“The ‘danger zone’ applies to medium-sized mammals living in environments with very little brush or vegetation. This risk is compounded when they also primarily eat insects, so they are frequently looking down at the ground and are less likely to see animals approaching them. This makes them easy potential prey, so natural selection should favor stronger defenses in case they are surprised by a predator,” said Stankowich. “Animals, such as porcupines, pangolins, hedgehogs and echidnas, who have this lifestyle, have evolved with body armor, quills, sprays and other defenses to protect them from predators.”

Stankowich notes that not all animals in the danger zone have evolved physical defense mechanisms.

“There are some animals that exist in the danger zone but have evolved different behavioral ways to protect themselves from predators,” said Stankowich. “For example, rabbits and kangaroo rats hop quickly to get away, more rapidly than they could if they just ran. Small to medium-sized carnivores, like the American lynx and the red fox, can typically defend themselves with sharp teeth and claws while being aggressive. And other less-defended mammals like groundhogs can escape into burrows in the ground.”

Additionally, there are some species of porcupines that have quills and are medium-sized but do not exist in the danger zone. Rather, they live in trees or other closed habitats and are more herbivorous. Stankowich and his research team are currently studying these defended mammals more closely to understand how and why natural selection has favored the evolution of quills in a group with such diverse lifestyles.

Ted Stankowich in Research Lab
Ted Stankowich

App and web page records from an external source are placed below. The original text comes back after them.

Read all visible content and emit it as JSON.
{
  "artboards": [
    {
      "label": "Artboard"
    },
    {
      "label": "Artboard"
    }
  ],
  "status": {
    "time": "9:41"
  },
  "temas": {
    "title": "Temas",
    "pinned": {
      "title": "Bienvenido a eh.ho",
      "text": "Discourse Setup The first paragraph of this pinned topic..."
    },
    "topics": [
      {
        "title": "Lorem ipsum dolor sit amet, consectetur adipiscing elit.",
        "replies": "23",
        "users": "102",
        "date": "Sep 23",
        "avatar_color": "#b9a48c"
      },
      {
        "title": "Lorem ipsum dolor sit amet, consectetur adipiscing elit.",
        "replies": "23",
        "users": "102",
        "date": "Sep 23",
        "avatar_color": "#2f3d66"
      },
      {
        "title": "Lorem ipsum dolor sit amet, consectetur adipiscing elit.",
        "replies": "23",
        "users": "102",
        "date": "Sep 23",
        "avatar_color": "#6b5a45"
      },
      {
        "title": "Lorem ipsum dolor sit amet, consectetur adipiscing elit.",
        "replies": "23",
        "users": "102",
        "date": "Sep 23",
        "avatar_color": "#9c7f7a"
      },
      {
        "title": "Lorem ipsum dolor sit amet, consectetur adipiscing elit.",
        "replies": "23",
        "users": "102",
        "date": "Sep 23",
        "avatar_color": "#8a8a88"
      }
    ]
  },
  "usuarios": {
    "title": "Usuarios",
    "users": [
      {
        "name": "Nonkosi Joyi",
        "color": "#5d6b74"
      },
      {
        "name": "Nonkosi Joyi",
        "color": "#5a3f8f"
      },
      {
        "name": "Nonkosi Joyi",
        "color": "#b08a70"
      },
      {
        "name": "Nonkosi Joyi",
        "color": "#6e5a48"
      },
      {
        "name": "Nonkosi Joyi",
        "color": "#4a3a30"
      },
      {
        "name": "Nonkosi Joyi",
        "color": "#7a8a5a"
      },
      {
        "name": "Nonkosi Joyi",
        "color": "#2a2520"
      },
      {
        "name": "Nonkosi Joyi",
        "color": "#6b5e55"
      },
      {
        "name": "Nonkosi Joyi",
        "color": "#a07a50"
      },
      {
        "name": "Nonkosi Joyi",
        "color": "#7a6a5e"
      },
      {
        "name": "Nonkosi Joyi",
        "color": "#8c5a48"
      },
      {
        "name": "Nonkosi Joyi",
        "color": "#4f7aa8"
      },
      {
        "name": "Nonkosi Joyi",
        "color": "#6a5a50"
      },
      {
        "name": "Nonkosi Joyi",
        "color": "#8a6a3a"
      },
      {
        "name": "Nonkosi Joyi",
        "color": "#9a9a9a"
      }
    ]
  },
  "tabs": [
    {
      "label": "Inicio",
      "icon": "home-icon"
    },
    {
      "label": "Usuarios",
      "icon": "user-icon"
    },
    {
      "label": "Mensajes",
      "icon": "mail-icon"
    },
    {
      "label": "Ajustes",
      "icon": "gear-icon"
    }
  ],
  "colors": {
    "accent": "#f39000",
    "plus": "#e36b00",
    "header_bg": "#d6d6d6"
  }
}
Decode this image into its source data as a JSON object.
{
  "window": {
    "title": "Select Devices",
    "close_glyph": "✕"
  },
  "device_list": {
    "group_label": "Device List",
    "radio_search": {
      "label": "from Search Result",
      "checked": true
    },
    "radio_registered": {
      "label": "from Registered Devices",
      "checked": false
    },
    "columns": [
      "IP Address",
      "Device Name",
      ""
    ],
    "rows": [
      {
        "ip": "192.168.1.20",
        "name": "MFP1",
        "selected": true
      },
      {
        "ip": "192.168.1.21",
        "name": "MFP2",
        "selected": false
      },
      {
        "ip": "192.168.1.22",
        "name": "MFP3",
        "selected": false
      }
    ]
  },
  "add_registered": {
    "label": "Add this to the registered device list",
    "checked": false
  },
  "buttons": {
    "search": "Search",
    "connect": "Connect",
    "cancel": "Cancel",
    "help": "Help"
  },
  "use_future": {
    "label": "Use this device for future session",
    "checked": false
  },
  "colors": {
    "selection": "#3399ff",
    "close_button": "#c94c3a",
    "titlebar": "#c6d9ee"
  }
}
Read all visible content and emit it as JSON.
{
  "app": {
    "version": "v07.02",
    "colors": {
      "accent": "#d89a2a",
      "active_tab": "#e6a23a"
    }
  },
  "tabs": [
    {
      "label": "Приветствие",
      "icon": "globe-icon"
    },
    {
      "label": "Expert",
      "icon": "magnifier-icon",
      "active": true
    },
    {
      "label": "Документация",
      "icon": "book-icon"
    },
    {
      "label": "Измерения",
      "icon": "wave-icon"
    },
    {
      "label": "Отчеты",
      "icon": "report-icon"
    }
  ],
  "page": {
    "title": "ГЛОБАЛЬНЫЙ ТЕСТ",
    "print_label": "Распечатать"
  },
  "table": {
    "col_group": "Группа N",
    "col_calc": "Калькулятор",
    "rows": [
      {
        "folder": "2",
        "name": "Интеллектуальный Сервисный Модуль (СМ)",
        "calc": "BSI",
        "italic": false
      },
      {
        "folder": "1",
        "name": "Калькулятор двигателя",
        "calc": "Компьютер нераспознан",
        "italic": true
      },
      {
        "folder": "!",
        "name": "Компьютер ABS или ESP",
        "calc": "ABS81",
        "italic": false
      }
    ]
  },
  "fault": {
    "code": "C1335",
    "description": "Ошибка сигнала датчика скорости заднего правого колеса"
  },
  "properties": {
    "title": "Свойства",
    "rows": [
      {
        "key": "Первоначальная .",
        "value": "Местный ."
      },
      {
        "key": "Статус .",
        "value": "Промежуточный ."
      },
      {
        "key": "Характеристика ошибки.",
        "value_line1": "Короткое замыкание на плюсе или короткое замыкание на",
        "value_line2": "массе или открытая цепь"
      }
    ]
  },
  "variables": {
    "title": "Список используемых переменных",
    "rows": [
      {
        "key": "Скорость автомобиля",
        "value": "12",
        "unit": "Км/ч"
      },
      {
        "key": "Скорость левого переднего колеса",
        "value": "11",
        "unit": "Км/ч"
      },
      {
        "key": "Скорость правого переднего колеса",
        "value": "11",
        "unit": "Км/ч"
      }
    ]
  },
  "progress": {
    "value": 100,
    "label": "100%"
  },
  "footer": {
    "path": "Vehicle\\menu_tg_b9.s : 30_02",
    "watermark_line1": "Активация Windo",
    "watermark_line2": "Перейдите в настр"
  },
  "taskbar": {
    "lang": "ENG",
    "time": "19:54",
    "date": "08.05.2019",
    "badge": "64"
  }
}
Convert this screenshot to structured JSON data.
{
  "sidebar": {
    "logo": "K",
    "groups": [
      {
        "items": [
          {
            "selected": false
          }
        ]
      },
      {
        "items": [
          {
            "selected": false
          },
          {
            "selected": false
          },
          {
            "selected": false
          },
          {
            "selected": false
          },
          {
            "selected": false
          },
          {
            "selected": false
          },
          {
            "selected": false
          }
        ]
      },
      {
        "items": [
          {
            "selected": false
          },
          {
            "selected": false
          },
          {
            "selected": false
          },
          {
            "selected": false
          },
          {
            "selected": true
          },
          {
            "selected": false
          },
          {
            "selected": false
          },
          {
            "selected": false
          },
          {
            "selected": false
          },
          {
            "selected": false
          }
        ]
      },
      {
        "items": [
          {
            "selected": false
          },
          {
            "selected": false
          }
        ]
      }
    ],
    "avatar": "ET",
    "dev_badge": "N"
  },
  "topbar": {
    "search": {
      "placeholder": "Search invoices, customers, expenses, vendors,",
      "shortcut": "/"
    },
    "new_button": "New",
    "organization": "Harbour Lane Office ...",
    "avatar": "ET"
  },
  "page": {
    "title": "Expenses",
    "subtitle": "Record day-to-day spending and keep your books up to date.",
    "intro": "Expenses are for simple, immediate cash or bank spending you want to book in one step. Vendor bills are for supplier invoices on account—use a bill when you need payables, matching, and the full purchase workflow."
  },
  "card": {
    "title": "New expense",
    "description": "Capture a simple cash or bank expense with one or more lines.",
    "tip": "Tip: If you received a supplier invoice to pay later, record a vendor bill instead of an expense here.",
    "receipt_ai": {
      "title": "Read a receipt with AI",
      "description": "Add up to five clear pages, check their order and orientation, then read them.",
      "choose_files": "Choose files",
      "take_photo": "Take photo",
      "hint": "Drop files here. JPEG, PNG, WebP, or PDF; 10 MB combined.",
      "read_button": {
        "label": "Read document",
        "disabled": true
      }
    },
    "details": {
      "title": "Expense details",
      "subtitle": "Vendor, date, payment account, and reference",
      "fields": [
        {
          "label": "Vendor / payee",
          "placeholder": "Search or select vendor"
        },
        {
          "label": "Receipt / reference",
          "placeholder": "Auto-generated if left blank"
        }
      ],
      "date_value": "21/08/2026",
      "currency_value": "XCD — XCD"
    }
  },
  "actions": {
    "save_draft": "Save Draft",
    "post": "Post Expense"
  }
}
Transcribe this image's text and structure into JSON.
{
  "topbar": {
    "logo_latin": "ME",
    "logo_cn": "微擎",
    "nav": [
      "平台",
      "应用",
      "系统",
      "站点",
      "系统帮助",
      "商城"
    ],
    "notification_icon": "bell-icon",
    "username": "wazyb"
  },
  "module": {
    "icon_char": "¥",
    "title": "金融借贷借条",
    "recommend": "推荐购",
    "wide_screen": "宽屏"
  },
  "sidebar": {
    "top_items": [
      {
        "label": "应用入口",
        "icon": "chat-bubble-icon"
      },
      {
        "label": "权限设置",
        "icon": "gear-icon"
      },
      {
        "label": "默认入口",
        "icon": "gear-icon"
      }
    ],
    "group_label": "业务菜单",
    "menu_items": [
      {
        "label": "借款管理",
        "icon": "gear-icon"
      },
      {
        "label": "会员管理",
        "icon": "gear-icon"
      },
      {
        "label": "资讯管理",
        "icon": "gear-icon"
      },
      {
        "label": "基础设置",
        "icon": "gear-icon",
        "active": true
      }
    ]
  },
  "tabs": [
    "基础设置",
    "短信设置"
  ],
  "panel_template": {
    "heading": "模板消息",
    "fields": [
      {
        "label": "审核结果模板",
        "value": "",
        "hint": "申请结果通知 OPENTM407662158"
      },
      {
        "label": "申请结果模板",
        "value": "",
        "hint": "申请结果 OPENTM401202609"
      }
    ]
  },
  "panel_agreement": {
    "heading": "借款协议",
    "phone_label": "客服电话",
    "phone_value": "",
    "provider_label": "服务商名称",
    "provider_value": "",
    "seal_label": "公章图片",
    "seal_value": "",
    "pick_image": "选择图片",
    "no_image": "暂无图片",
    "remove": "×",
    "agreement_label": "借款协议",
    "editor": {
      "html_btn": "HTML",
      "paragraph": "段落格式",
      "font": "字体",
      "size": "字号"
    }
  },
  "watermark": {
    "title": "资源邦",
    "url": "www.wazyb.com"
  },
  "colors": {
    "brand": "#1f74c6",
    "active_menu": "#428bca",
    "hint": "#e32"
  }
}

In addition to mammal research, Stankowich teaches mammalogy, evolution, ecology and behavioral ecology classes to more than 200 students a year in CSULB’s College of Natural Sciences and Mathematics. Last month, he accepted the university’s award for “Early Academic Career Excellence.”